New Swiss research has shown the benefits
of treating hypertension in HIV-positive people. The investigators calculated that the reduction in
blood pressure achieved by their patients would “significantly reduce
cardiovascular endpoints”. Traditional, rather than HIV-associated, risk factors
were associated with increases in blood pressure.
The research was published in the online edition of the Journal of Acquired Immune Deficiency Syndromes.
Cardiovascular disease is now an important
cause of serious illness and death in people with HIV. Hypertension can
increase the risk of cardiovascular events, and its incidence among people
with HIV is growing. The reasons for this are unclear, but appear to include
the natural effects of ageing, traditional factors such as smoking, the
inflammatory effects of HIV and the side-effects of some antiretroviral drugs.
Regardless of the exact cause, appropriate
treatment for high blood pressure could reduce the risk of cardiovascular
disease in HIV-positive people. However, only limited information is
available on the extent of hypertension control in this population.
Investigators from the Swiss HIV Cohort
therefore followed patients with baseline hypertension for ten years,
monitoring the use of hypertensive medication and the risk of cardiovascular
The period of analysis was 2000 to 2011.
Blood pressure was monitored every six months. Participants were diagnosed with
hypertension if they had systolic blood pressure above 139 mmHG or diastolic
blood pressure above 89 mmHg at two consecutive visits.
A total of 10,361 participants were included in
the investigators’ analysis. None had experienced a major cardiovascular event
or were taking blood pressure medication.
Hypertension was diagnosed in 2595
people. All these individuals had at least one other cardiovascular risk
factor, such as smoking, dyslipidemia, family history, diabetes or chronic
kidney disease. Their median age was 49 years, 84% were men, median CD4 cell
count was 467 cells/mm3 and 71% had a viral load below 50 copies/ml.
The median period of follow-up was 3.7
years. Overall, 869 participants started treatment for hypertension, an incidence
of 79 people per 1000 patient-years. The investigators were concerned by this
finding, commenting “many patients remain untreated or insufficiently treated
Treatment achieved a mean decrease in
systolic blood pressure of -0.28 mmHg per year and a mean reduction in
diastolic blood pressure of -0.89 per year. This reduction in systolic blood

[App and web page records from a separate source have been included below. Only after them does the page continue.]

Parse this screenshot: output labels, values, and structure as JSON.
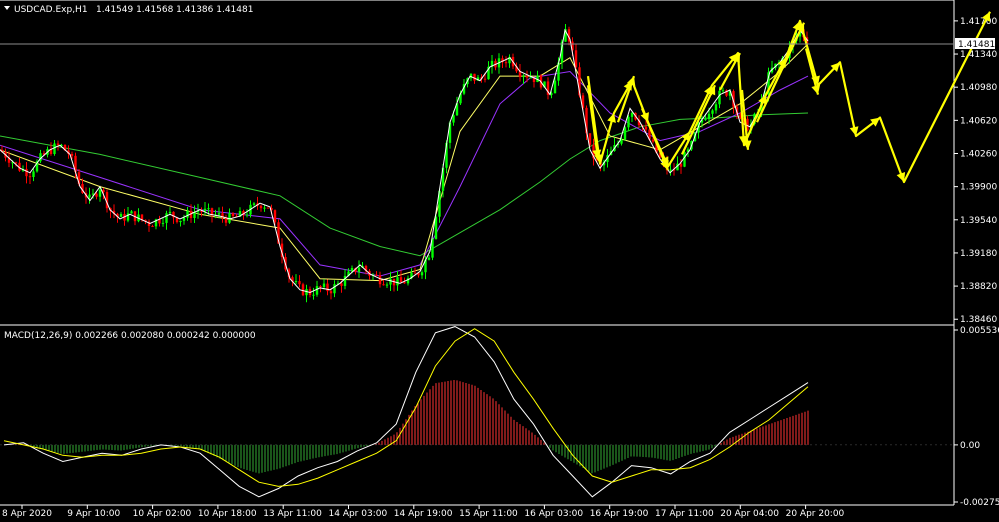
{
  "header": {
    "symbol_title": "USDCAD.Exp,H1",
    "ohlc": "1.41549 1.41568 1.41386 1.41481",
    "macd_title": "MACD(12,26,9) 0.002266 0.002080 0.000242 0.000000"
  },
  "colors": {
    "background": "#000000",
    "bull": "#00ff00",
    "bear": "#ff0000",
    "ma_fast": "#ffffff",
    "ma_mid": "#ffff66",
    "ma_slow": "#9933ff",
    "ma_long": "#33cc33",
    "macd_line": "#ffffff",
    "signal_line": "#ffff00",
    "hist_pos": "#ff3333",
    "hist_neg": "#33aa33",
    "forecast": "#ffff00",
    "grid": "#808080"
  },
  "chart_data": [
    {
      "type": "candlestick",
      "title": "USDCAD.Exp,H1",
      "y_ticks": [
        "1.41700",
        "1.41340",
        "1.40980",
        "1.40620",
        "1.40260",
        "1.39900",
        "1.39540",
        "1.39180",
        "1.38820",
        "1.38460"
      ],
      "current_price": "1.41481",
      "ylim": [
        1.3843,
        1.4184
      ],
      "x_ticks": [
        "8 Apr 2020",
        "9 Apr 10:00",
        "10 Apr 02:00",
        "10 Apr 18:00",
        "13 Apr 11:00",
        "14 Apr 03:00",
        "14 Apr 19:00",
        "15 Apr 11:00",
        "16 Apr 03:00",
        "16 Apr 19:00",
        "17 Apr 11:00",
        "20 Apr 04:00",
        "20 Apr 20:00"
      ],
      "close_path": [
        [
          0,
          1.403
        ],
        [
          10,
          1.402
        ],
        [
          20,
          1.401
        ],
        [
          30,
          1.4005
        ],
        [
          40,
          1.402
        ],
        [
          50,
          1.403
        ],
        [
          60,
          1.4035
        ],
        [
          70,
          1.4025
        ],
        [
          80,
          1.399
        ],
        [
          90,
          1.3975
        ],
        [
          100,
          1.399
        ],
        [
          110,
          1.3965
        ],
        [
          120,
          1.3955
        ],
        [
          130,
          1.396
        ],
        [
          140,
          1.3955
        ],
        [
          150,
          1.395
        ],
        [
          160,
          1.3955
        ],
        [
          170,
          1.396
        ],
        [
          180,
          1.3955
        ],
        [
          190,
          1.396
        ],
        [
          200,
          1.3965
        ],
        [
          210,
          1.396
        ],
        [
          220,
          1.3958
        ],
        [
          230,
          1.3955
        ],
        [
          240,
          1.3958
        ],
        [
          250,
          1.3965
        ],
        [
          260,
          1.3972
        ],
        [
          270,
          1.3968
        ],
        [
          280,
          1.3925
        ],
        [
          290,
          1.389
        ],
        [
          300,
          1.3878
        ],
        [
          310,
          1.3875
        ],
        [
          320,
          1.388
        ],
        [
          330,
          1.3878
        ],
        [
          340,
          1.3885
        ],
        [
          350,
          1.3895
        ],
        [
          360,
          1.3905
        ],
        [
          370,
          1.3895
        ],
        [
          380,
          1.389
        ],
        [
          390,
          1.3888
        ],
        [
          400,
          1.3885
        ],
        [
          410,
          1.389
        ],
        [
          420,
          1.3898
        ],
        [
          430,
          1.392
        ],
        [
          440,
          1.399
        ],
        [
          450,
          1.406
        ],
        [
          460,
          1.409
        ],
        [
          470,
          1.411
        ],
        [
          480,
          1.4105
        ],
        [
          490,
          1.412
        ],
        [
          500,
          1.4125
        ],
        [
          510,
          1.413
        ],
        [
          520,
          1.4115
        ],
        [
          530,
          1.411
        ],
        [
          540,
          1.4105
        ],
        [
          550,
          1.409
        ],
        [
          560,
          1.413
        ],
        [
          565,
          1.416
        ],
        [
          570,
          1.415
        ],
        [
          580,
          1.409
        ],
        [
          590,
          1.403
        ],
        [
          600,
          1.401
        ],
        [
          610,
          1.4025
        ],
        [
          620,
          1.404
        ],
        [
          630,
          1.4075
        ],
        [
          640,
          1.406
        ],
        [
          650,
          1.404
        ],
        [
          660,
          1.402
        ],
        [
          670,
          1.4005
        ],
        [
          680,
          1.4015
        ],
        [
          690,
          1.403
        ],
        [
          700,
          1.406
        ],
        [
          710,
          1.4075
        ],
        [
          720,
          1.409
        ],
        [
          730,
          1.4095
        ],
        [
          740,
          1.406
        ],
        [
          750,
          1.4055
        ],
        [
          760,
          1.4075
        ],
        [
          770,
          1.4115
        ],
        [
          780,
          1.4125
        ],
        [
          790,
          1.414
        ],
        [
          800,
          1.416
        ],
        [
          808,
          1.4148
        ]
      ],
      "moving_averages": [
        {
          "name": "ma_long",
          "points": [
            [
              0,
              1.4045
            ],
            [
              100,
              1.4025
            ],
            [
              200,
              1.4
            ],
            [
              280,
              1.398
            ],
            [
              330,
              1.3945
            ],
            [
              380,
              1.3925
            ],
            [
              420,
              1.3915
            ],
            [
              460,
              1.394
            ],
            [
              500,
              1.3965
            ],
            [
              540,
              1.3995
            ],
            [
              570,
              1.402
            ],
            [
              600,
              1.404
            ],
            [
              640,
              1.4055
            ],
            [
              680,
              1.4063
            ],
            [
              720,
              1.4065
            ],
            [
              760,
              1.4068
            ],
            [
              808,
              1.407
            ]
          ]
        },
        {
          "name": "ma_slow",
          "points": [
            [
              0,
              1.4035
            ],
            [
              100,
              1.4
            ],
            [
              200,
              1.3965
            ],
            [
              280,
              1.3955
            ],
            [
              320,
              1.3905
            ],
            [
              380,
              1.3893
            ],
            [
              420,
              1.3905
            ],
            [
              460,
              1.399
            ],
            [
              500,
              1.408
            ],
            [
              530,
              1.4108
            ],
            [
              570,
              1.4115
            ],
            [
              610,
              1.407
            ],
            [
              660,
              1.404
            ],
            [
              700,
              1.405
            ],
            [
              740,
              1.407
            ],
            [
              780,
              1.4095
            ],
            [
              808,
              1.411
            ]
          ]
        },
        {
          "name": "ma_mid",
          "points": [
            [
              0,
              1.403
            ],
            [
              100,
              1.399
            ],
            [
              200,
              1.396
            ],
            [
              280,
              1.3945
            ],
            [
              320,
              1.389
            ],
            [
              380,
              1.3888
            ],
            [
              420,
              1.39
            ],
            [
              460,
              1.405
            ],
            [
              500,
              1.411
            ],
            [
              540,
              1.411
            ],
            [
              570,
              1.413
            ],
            [
              610,
              1.4045
            ],
            [
              660,
              1.403
            ],
            [
              700,
              1.4055
            ],
            [
              740,
              1.408
            ],
            [
              780,
              1.4115
            ],
            [
              808,
              1.4145
            ]
          ]
        }
      ]
    },
    {
      "type": "line",
      "title": "MACD(12,26,9)",
      "series": [
        {
          "name": "macd_main",
          "values": [
            0.0,
            0.0001,
            -0.0004,
            -0.0008,
            -0.0006,
            -0.0004,
            -0.0005,
            -0.0002,
            0.0,
            -0.0001,
            -0.0004,
            -0.0012,
            -0.002,
            -0.0025,
            -0.0021,
            -0.0015,
            -0.0011,
            -0.0008,
            -0.0003,
            0.0001,
            0.001,
            0.0035,
            0.0054,
            0.0057,
            0.0052,
            0.004,
            0.0022,
            0.001,
            -0.0005,
            -0.0015,
            -0.0025,
            -0.0018,
            -0.001,
            -0.0011,
            -0.0014,
            -0.0008,
            -0.0004,
            0.0006,
            0.0012,
            0.0018,
            0.0024,
            0.003
          ]
        },
        {
          "name": "signal",
          "values": [
            0.0002,
            0.0,
            -0.0002,
            -0.0005,
            -0.0006,
            -0.0005,
            -0.0005,
            -0.0004,
            -0.0002,
            -0.0001,
            -0.0002,
            -0.0006,
            -0.0012,
            -0.0018,
            -0.002,
            -0.0019,
            -0.0016,
            -0.0012,
            -0.0008,
            -0.0004,
            0.0002,
            0.0018,
            0.0038,
            0.005,
            0.0056,
            0.005,
            0.0035,
            0.0022,
            0.0008,
            -0.0005,
            -0.0015,
            -0.0018,
            -0.0015,
            -0.0012,
            -0.0012,
            -0.0011,
            -0.0007,
            -0.0001,
            0.0006,
            0.0012,
            0.002,
            0.0028
          ]
        }
      ],
      "y_ticks": [
        "0.005536",
        "0.00",
        "-0.002752"
      ],
      "ylim": [
        -0.002752,
        0.005536
      ]
    }
  ],
  "forecast_zigzag": [
    [
      [
        588,
        1.411
      ],
      [
        600,
        1.4015
      ],
      [
        614,
        1.407
      ],
      [
        632,
        1.4105
      ],
      [
        648,
        1.406
      ],
      [
        668,
        1.4012
      ],
      [
        690,
        1.405
      ],
      [
        712,
        1.41
      ],
      [
        738,
        1.4135
      ],
      [
        744,
        1.4035
      ],
      [
        766,
        1.409
      ],
      [
        786,
        1.413
      ],
      [
        800,
        1.417
      ],
      [
        818,
        1.41
      ],
      [
        840,
        1.4125
      ],
      [
        856,
        1.4045
      ],
      [
        880,
        1.4065
      ],
      [
        904,
        1.3995
      ],
      [
        990,
        1.418
      ]
    ],
    [
      [
        588,
        1.41
      ],
      [
        598,
        1.402
      ]
    ],
    [
      [
        618,
        1.406
      ],
      [
        634,
        1.411
      ]
    ],
    [
      [
        642,
        1.4075
      ],
      [
        668,
        1.4008
      ]
    ],
    [
      [
        682,
        1.4025
      ],
      [
        715,
        1.41
      ]
    ],
    [
      [
        720,
        1.4095
      ],
      [
        740,
        1.4135
      ]
    ],
    [
      [
        742,
        1.4095
      ],
      [
        748,
        1.403
      ]
    ],
    [
      [
        757,
        1.406
      ],
      [
        804,
        1.4168
      ]
    ],
    [
      [
        806,
        1.414
      ],
      [
        818,
        1.409
      ]
    ]
  ]
}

pressure was low “but clinically relevant, and would correspond to a mean
decrease of -2.5 mmHg over a median observation period of 3.7 years”, write the
investigators. They believe this reduction would significantly reduce the risk
of cardiovascular disease.
Risk factors for an increase in blood
pressure included older age, male sex, injecting drug use, abnormal lipid
levels, higher body mass index (BMI) and hip-to-waist ratio. These factors are
similar to those seen in the general population. However, a HIV viral load
above 400 copies/ml was also associated with blood pressure increases.
A total of 118 participants with confirmed
hypertension experienced a cardiovascular event. These included 54 heart
attacks, 32 strokes and ten sudden cardiac deaths.
Each 10mmHg increase in systolic blood
pressure was associated with an 18% increase in the relative risk of a
cardiovascular event (HR = 1.18; 95% CI, 1.0-6-1.32). Other factors associated
with cardiovascular events included older age, higher total cholesterol,
smoking, longer exposure to a protease inhibitor and use of a triple nucleoside
reverse transcriptase inhibitor (NRTI) regimen.
Participants were more likely to be offered
therapy for hypertension if they had experienced a cardiovascular event (HR =
7.03; 95% CI, 3.89-10.1), had chronic kidney disease (HR = 2.42; 95% CI,
1.54-3.80) or were diabetic (HR = 1.54; 95% CI, 1.28-1.84).
“Clinicians caring for HIV-infected
patients seem to be more inclined to treat hypertensive patients at very high
cardiovascular risk for preventing relapsing cardiovascular events,” suggest the researchers. “Surveillance data from
HIV-negative hypertensive patients indicate similar trends of higher treatment
rates in individuals with higher cardiovascular risk.”
The investigators highlight research from
the United States showing that “better control of cardiovascular risk factors
may be achieved and is associated with decreased cardiovascular mortality”.
They therefore conclude, “more aggressive treatment and better management of
hypertension are urgently needed in HIV-infected patients.”